--- ACTIVITY ---
All lines in the data that hold the word "date" need copying.

(Collection entries)
- - - - -

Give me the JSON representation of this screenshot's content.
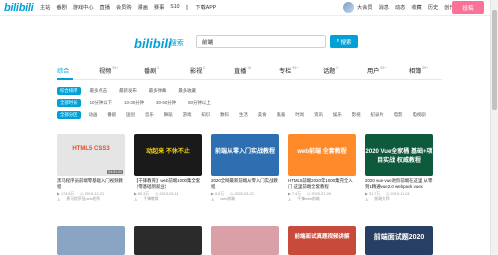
{
  "topbar": {
    "logo": "bilibili",
    "nav": [
      "主站",
      "番剧",
      "游戏中心",
      "直播",
      "会员购",
      "漫画",
      "赛事",
      "S10"
    ],
    "app_label": "下载APP",
    "right": [
      "大会员",
      "消息",
      "动态",
      "收藏",
      "历史",
      "创作中心"
    ],
    "upload_label": "投稿"
  },
  "search": {
    "logo": "bilibili",
    "logo_suffix": "| 搜索",
    "query": "前端",
    "button_label": "搜索"
  },
  "tabs": [
    {
      "label": "综合",
      "count": "",
      "active": true
    },
    {
      "label": "视频",
      "count": "99+",
      "active": false
    },
    {
      "label": "番剧",
      "count": "0",
      "active": false
    },
    {
      "label": "影视",
      "count": "0",
      "active": false
    },
    {
      "label": "直播",
      "count": "15",
      "active": false
    },
    {
      "label": "专栏",
      "count": "99+",
      "active": false
    },
    {
      "label": "话题",
      "count": "0",
      "active": false
    },
    {
      "label": "用户",
      "count": "99+",
      "active": false
    },
    {
      "label": "相簿",
      "count": "99+",
      "active": false
    }
  ],
  "filters": {
    "sort": [
      "综合排序",
      "最多点击",
      "最新发布",
      "最多弹幕",
      "最多收藏"
    ],
    "duration": [
      "全部时长",
      "10分钟以下",
      "10-30分钟",
      "30-60分钟",
      "60分钟以上"
    ],
    "zone": [
      "全部分区",
      "动画",
      "番剧",
      "国创",
      "音乐",
      "舞蹈",
      "游戏",
      "知识",
      "数码",
      "生活",
      "美食",
      "鬼畜",
      "时尚",
      "资讯",
      "娱乐",
      "影视",
      "纪录片",
      "电影",
      "电视剧"
    ]
  },
  "cards_row1": [
    {
      "title": "黑马程序员前端零基础入门视频教程",
      "duration": "54:51:02",
      "views": "174.8万",
      "date": "2019-12-21",
      "author": "黑马程序员pink老师",
      "thumb_text": "HTML5 CSS3",
      "thumb_color": "#e5e5e5"
    },
    {
      "title": "【千锋教育】web前端1000集全套（零基础到就业）",
      "duration": "",
      "views": "80.3万",
      "date": "2019-03-11",
      "author": "千锋教育",
      "thumb_text": "动起来 不休不止",
      "thumb_color": "#1a1a1a"
    },
    {
      "title": "2020全网最新前端从零入门实战教程",
      "duration": "",
      "views": "5.5万",
      "date": "2020-03-22",
      "author": "web前端",
      "thumb_text": "前端从零入门实战教程",
      "thumb_color": "#2d6fb0"
    },
    {
      "title": "HTML5前端2020年1000集完全入门 这里前端全套教程",
      "duration": "",
      "views": "7.4万",
      "date": "2020-07-09",
      "author": "千锋web前端",
      "thumb_text": "web前端 全套教程",
      "thumb_color": "#ff8a2a"
    },
    {
      "title": "2020 vue-vue进阶前端在这里 从零到1精通vue2.0 webpack vuex",
      "duration": "",
      "views": "31.7万",
      "date": "2019-11-01",
      "author": "前端大师",
      "thumb_text": "2020 Vue全家桶 基础+项目实战 权威教程",
      "thumb_color": "#0e5a3c"
    }
  ],
  "cards_row2": [
    {
      "thumb_text": "",
      "thumb_color": "#8aa5c4"
    },
    {
      "thumb_text": "",
      "thumb_color": "#2b2b2b"
    },
    {
      "thumb_text": "",
      "thumb_color": "#d9a0a8"
    },
    {
      "thumb_text": "前端面试真题视频讲解",
      "thumb_color": "#c84a3a"
    },
    {
      "thumb_text": "",
      "thumb_color": "#1e2a3a"
    },
    {
      "thumb_text": "前端面试题2020",
      "thumb_color": "#273f62"
    }
  ],
  "colors": {
    "accent": "#00a1d6",
    "pink": "#fb7299"
  }
}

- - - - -

--- TASK RESPONSE ---
      "date": "2019-12-21",
      "date": "2019-03-11",
      "date": "2020-03-22",
      "date": "2020-07-09",
      "date": "2019-11-01",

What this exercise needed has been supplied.